The difference between serious fiction and genre fiction is this: the sophistication of the writing style, the seriousness of the approach, and the integration of theme and plot into the story.
Some genre stories are so well written that they blur the line between genre fiction and serious fiction, purely on the strength of style alone. Yet much — though by no means all — genre fiction is themeless, or near-themeless.
For instance, the theme of Rocky is the triumph of the human spirit. Rocky is genre fiction that crosses over into serious fiction.
The theme of Anna Karenina is adultery and marriage in 19th Century Russia.
The theme of Quiz Show is honesty.
The theme of Miller’s Crossing is ethics and order in an orderless society. (Note: Miller’s Crossing, a film by the Cohen Brothers, is also a genre story that crosses over into serious literature. The depth of its style and the integration of its theme with its plot is what makes Miller’s Crossing serious fiction.)
The theme of Bladerunner is human life and the constant struggle against death, which is what after all gives life meaning.
The theme of Les Miserables is justice-versus-injustice in 19th century France.
The theme of Othello is the destructive nature of jealousy.
It is important to note that theme isn’t synonymous with symbolism: Dr. Jekyll and Mr. Hyde, for example, is symbolic story about a doubleminded man, but that is not the story’s theme. The story’s theme is the psychological deterioration of a man who holds within him two opposing desires, which is also, not coincidentally, the essence of the conflict. Dr. Jekyll and Mr. Hyde is another example of a genre story that crosses over into serious literature.
It’s vital to stress here that not every story has a theme, and that this is okay. It’s theme, though, combined with the depth of style, which will distinguish genre from serious literature.
Some of the most popular examples of themeless stories are genre stories known as soap operas, which are pure event, pure concrete, pure plot. A well-done story, however, blends theme and plot, so that the events dramatize that theme, and the characters embody that theme’s characteristics. This is why more in-depth characterization also, secondarily, distinguishes serious literature from genre fiction.

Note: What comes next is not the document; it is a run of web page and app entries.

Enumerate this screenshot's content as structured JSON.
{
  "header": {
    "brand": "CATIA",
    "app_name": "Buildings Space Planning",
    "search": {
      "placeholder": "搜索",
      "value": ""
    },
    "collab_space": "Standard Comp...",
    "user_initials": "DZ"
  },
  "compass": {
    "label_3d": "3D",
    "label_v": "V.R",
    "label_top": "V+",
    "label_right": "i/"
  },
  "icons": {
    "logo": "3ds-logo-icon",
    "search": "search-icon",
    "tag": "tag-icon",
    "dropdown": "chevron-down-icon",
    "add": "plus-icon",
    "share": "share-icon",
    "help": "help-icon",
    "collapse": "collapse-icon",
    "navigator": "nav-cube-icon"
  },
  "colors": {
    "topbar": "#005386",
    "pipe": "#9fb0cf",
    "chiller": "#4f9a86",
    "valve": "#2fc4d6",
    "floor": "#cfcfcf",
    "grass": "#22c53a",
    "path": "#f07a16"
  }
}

A good story — like Othello — integrates the concretes with the writer’s abstract meaning. A good story dramatizes the theme by means of the character’s actions with which the reader can (in theory) relate, because the events and what they mean are all a part of the human condition. Who among us has not felt jealousy at one time or another, and who among us cannot relate with Othello’s psychological hell, Desdemona’s helpless frustration?
That — the explicit integration of the abstract and the concrete — in collaboration with a cultivated style, is the thing that makes the difference between popular fiction and serious fiction.